**Data to examine**
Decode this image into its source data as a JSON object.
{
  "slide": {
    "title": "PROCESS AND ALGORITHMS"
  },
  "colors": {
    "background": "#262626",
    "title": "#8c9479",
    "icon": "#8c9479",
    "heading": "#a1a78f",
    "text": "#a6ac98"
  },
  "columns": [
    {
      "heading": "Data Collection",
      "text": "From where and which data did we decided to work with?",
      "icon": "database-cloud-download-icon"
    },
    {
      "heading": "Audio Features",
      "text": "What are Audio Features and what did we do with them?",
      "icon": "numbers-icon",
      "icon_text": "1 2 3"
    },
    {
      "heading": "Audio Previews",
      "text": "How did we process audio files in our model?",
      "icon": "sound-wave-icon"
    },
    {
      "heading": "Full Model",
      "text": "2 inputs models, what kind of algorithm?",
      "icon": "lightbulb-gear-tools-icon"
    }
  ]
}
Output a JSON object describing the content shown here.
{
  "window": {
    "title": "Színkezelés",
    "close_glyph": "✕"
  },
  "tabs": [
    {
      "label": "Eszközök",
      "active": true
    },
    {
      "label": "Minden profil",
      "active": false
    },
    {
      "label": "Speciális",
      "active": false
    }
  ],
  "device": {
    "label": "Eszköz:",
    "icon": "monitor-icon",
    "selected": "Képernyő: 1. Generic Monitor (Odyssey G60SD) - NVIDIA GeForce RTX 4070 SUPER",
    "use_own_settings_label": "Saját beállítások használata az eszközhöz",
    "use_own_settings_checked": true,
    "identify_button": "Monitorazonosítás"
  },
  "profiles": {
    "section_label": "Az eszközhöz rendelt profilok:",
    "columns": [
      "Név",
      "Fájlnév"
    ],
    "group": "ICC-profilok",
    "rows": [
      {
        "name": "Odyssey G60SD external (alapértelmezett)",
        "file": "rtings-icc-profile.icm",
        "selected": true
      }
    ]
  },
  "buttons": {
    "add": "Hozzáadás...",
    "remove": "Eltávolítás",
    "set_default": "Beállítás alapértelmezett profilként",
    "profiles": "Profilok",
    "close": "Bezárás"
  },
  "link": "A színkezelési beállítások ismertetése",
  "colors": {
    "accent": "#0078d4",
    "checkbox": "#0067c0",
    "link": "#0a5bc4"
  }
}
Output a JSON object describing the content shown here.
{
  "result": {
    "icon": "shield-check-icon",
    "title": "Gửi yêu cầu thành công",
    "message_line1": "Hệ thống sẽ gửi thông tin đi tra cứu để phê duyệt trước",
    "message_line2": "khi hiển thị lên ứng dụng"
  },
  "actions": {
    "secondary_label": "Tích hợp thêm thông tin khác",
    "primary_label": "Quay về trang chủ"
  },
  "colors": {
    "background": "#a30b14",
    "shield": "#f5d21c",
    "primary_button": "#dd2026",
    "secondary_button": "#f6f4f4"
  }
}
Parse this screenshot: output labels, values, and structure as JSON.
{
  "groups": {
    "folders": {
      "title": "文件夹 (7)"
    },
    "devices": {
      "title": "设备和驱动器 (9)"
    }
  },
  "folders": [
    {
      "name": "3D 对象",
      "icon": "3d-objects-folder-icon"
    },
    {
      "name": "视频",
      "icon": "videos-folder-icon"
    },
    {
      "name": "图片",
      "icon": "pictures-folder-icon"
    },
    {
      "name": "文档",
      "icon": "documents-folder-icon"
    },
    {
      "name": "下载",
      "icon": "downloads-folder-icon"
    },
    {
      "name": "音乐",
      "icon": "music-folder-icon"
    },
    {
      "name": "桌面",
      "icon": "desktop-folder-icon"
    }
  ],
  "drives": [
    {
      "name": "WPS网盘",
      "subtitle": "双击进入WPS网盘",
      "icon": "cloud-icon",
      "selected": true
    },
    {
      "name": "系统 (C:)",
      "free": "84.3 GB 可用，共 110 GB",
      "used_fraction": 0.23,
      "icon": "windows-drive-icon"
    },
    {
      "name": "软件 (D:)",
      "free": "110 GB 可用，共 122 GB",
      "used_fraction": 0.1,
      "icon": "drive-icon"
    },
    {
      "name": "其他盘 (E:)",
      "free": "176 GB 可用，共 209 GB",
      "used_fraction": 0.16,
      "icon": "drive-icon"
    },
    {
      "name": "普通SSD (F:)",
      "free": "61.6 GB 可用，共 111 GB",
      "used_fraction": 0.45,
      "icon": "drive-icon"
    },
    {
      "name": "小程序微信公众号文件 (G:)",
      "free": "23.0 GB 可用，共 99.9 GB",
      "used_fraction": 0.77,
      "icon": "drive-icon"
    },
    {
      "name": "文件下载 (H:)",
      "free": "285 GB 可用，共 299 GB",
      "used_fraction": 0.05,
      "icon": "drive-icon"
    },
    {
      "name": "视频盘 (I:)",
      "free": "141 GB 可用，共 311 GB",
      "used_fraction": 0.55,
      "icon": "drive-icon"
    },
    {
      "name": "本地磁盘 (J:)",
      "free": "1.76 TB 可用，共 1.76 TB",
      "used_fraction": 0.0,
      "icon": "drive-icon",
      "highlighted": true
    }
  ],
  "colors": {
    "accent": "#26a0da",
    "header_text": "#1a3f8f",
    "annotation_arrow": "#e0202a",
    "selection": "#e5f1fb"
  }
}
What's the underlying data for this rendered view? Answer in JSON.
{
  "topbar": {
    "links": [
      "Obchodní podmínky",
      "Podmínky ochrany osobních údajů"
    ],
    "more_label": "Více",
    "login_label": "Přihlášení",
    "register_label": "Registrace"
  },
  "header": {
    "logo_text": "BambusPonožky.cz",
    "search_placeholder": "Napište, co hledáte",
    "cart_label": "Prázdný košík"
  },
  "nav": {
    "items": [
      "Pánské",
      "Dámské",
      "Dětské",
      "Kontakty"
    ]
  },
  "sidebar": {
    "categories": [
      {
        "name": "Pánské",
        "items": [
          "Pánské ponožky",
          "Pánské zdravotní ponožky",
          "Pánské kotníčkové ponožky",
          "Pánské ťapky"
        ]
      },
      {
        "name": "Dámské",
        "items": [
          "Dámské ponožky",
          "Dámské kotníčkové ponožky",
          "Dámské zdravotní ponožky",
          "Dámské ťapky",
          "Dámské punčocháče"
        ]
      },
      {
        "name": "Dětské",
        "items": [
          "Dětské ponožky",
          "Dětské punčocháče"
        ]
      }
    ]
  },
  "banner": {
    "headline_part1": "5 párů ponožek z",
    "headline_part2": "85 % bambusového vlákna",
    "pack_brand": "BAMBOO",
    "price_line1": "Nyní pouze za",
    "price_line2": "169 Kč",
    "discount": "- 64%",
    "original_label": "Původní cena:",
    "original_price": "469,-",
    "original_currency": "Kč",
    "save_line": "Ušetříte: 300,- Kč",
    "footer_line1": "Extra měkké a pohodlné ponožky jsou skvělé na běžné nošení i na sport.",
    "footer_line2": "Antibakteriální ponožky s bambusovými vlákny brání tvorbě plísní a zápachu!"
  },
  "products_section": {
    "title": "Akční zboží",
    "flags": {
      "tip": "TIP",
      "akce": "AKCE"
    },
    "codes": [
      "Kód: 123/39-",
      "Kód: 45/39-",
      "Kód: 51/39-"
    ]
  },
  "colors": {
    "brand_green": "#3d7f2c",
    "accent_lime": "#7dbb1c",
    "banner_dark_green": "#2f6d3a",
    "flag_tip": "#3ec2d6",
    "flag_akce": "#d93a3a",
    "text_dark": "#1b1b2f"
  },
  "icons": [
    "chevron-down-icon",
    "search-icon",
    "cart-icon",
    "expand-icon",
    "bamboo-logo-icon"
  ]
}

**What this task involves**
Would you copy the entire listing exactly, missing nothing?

**Solved problem**
Decode this image into its source data as a JSON object.
{
  "slide": {
    "title": "PROCESS AND ALGORITHMS"
  },
  "colors": {
    "background": "#262626",
    "title": "#8c9479",
    "icon": "#8c9479",
    "heading": "#a1a78f",
    "text": "#a6ac98"
  },
  "columns": [
    {
      "heading": "Data Collection",
      "text": "From where and which data did we decided to work with?",
      "icon": "database-cloud-download-icon"
    },
    {
      "heading": "Audio Features",
      "text": "What are Audio Features and what did we do with them?",
      "icon": "numbers-icon",
      "icon_text": "1 2 3"
    },
    {
      "heading": "Audio Previews",
      "text": "How did we process audio files in our model?",
      "icon": "sound-wave-icon"
    },
    {
      "heading": "Full Model",
      "text": "2 inputs models, what kind of algorithm?",
      "icon": "lightbulb-gear-tools-icon"
    }
  ]
}
Output a JSON object describing the content shown here.
{
  "window": {
    "title": "Színkezelés",
    "close_glyph": "✕"
  },
  "tabs": [
    {
      "label": "Eszközök",
      "active": true
    },
    {
      "label": "Minden profil",
      "active": false
    },
    {
      "label": "Speciális",
      "active": false
    }
  ],
  "device": {
    "label": "Eszköz:",
    "icon": "monitor-icon",
    "selected": "Képernyő: 1. Generic Monitor (Odyssey G60SD) - NVIDIA GeForce RTX 4070 SUPER",
    "use_own_settings_label": "Saját beállítások használata az eszközhöz",
    "use_own_settings_checked": true,
    "identify_button": "Monitorazonosítás"
  },
  "profiles": {
    "section_label": "Az eszközhöz rendelt profilok:",
    "columns": [
      "Név",
      "Fájlnév"
    ],
    "group": "ICC-profilok",
    "rows": [
      {
        "name": "Odyssey G60SD external (alapértelmezett)",
        "file": "rtings-icc-profile.icm",
        "selected": true
      }
    ]
  },
  "buttons": {
    "add": "Hozzáadás...",
    "remove": "Eltávolítás",
    "set_default": "Beállítás alapértelmezett profilként",
    "profiles": "Profilok",
    "close": "Bezárás"
  },
  "link": "A színkezelési beállítások ismertetése",
  "colors": {
    "accent": "#0078d4",
    "checkbox": "#0067c0",
    "link": "#0a5bc4"
  }
}
Output a JSON object describing the content shown here.
{
  "result": {
    "icon": "shield-check-icon",
    "title": "Gửi yêu cầu thành công",
    "message_line1": "Hệ thống sẽ gửi thông tin đi tra cứu để phê duyệt trước",
    "message_line2": "khi hiển thị lên ứng dụng"
  },
  "actions": {
    "secondary_label": "Tích hợp thêm thông tin khác",
    "primary_label": "Quay về trang chủ"
  },
  "colors": {
    "background": "#a30b14",
    "shield": "#f5d21c",
    "primary_button": "#dd2026",
    "secondary_button": "#f6f4f4"
  }
}
Parse this screenshot: output labels, values, and structure as JSON.
{
  "groups": {
    "folders": {
      "title": "文件夹 (7)"
    },
    "devices": {
      "title": "设备和驱动器 (9)"
    }
  },
  "folders": [
    {
      "name": "3D 对象",
      "icon": "3d-objects-folder-icon"
    },
    {
      "name": "视频",
      "icon": "videos-folder-icon"
    },
    {
      "name": "图片",
      "icon": "pictures-folder-icon"
    },
    {
      "name": "文档",
      "icon": "documents-folder-icon"
    },
    {
      "name": "下载",
      "icon": "downloads-folder-icon"
    },
    {
      "name": "音乐",
      "icon": "music-folder-icon"
    },
    {
      "name": "桌面",
      "icon": "desktop-folder-icon"
    }
  ],
  "drives": [
    {
      "name": "WPS网盘",
      "subtitle": "双击进入WPS网盘",
      "icon": "cloud-icon",
      "selected": true
    },
    {
      "name": "系统 (C:)",
      "free": "84.3 GB 可用，共 110 GB",
      "used_fraction": 0.23,
      "icon": "windows-drive-icon"
    },
    {
      "name": "软件 (D:)",
      "free": "110 GB 可用，共 122 GB",
      "used_fraction": 0.1,
      "icon": "drive-icon"
    },
    {
      "name": "其他盘 (E:)",
      "free": "176 GB 可用，共 209 GB",
      "used_fraction": 0.16,
      "icon": "drive-icon"
    },
    {
      "name": "普通SSD (F:)",
      "free": "61.6 GB 可用，共 111 GB",
      "used_fraction": 0.45,
      "icon": "drive-icon"
    },
    {
      "name": "小程序微信公众号文件 (G:)",
      "free": "23.0 GB 可用，共 99.9 GB",
      "used_fraction": 0.77,
      "icon": "drive-icon"
    },
    {
      "name": "文件下载 (H:)",
      "free": "285 GB 可用，共 299 GB",
      "used_fraction": 0.05,
      "icon": "drive-icon"
    },
    {
      "name": "视频盘 (I:)",
      "free": "141 GB 可用，共 311 GB",
      "used_fraction": 0.55,
      "icon": "drive-icon"
    },
    {
      "name": "本地磁盘 (J:)",
      "free": "1.76 TB 可用，共 1.76 TB",
      "used_fraction": 0.0,
      "icon": "drive-icon",
      "highlighted": true
    }
  ],
  "colors": {
    "accent": "#26a0da",
    "header_text": "#1a3f8f",
    "annotation_arrow": "#e0202a",
    "selection": "#e5f1fb"
  }
}
What's the underlying data for this rendered view? Answer in JSON.
{
  "topbar": {
    "links": [
      "Obchodní podmínky",
      "Podmínky ochrany osobních údajů"
    ],
    "more_label": "Více",
    "login_label": "Přihlášení",
    "register_label": "Registrace"
  },
  "header": {
    "logo_text": "BambusPonožky.cz",
    "search_placeholder": "Napište, co hledáte",
    "cart_label": "Prázdný košík"
  },
  "nav": {
    "items": [
      "Pánské",
      "Dámské",
      "Dětské",
      "Kontakty"
    ]
  },
  "sidebar": {
    "categories": [
      {
        "name": "Pánské",
        "items": [
          "Pánské ponožky",
          "Pánské zdravotní ponožky",
          "Pánské kotníčkové ponožky",
          "Pánské ťapky"
        ]
      },
      {
        "name": "Dámské",
        "items": [
          "Dámské ponožky",
          "Dámské kotníčkové ponožky",
          "Dámské zdravotní ponožky",
          "Dámské ťapky",
          "Dámské punčocháče"
        ]
      },
      {
        "name": "Dětské",
        "items": [
          "Dětské ponožky",
          "Dětské punčocháče"
        ]
      }
    ]
  },
  "banner": {
    "headline_part1": "5 párů ponožek z",
    "headline_part2": "85 % bambusového vlákna",
    "pack_brand": "BAMBOO",
    "price_line1": "Nyní pouze za",
    "price_line2": "169 Kč",
    "discount": "- 64%",
    "original_label": "Původní cena:",
    "original_price": "469,-",
    "original_currency": "Kč",
    "save_line": "Ušetříte: 300,- Kč",
    "footer_line1": "Extra měkké a pohodlné ponožky jsou skvělé na běžné nošení i na sport.",
    "footer_line2": "Antibakteriální ponožky s bambusovými vlákny brání tvorbě plísní a zápachu!"
  },
  "products_section": {
    "title": "Akční zboží",
    "flags": {
      "tip": "TIP",
      "akce": "AKCE"
    },
    "codes": [
      "Kód: 123/39-",
      "Kód: 45/39-",
      "Kód: 51/39-"
    ]
  },
  "colors": {
    "brand_green": "#3d7f2c",
    "accent_lime": "#7dbb1c",
    "banner_dark_green": "#2f6d3a",
    "flag_tip": "#3ec2d6",
    "flag_akce": "#d93a3a",
    "text_dark": "#1b1b2f"
  },
  "icons": [
    "chevron-down-icon",
    "search-icon",
    "cart-icon",
    "expand-icon",
    "bamboo-logo-icon"
  ]
}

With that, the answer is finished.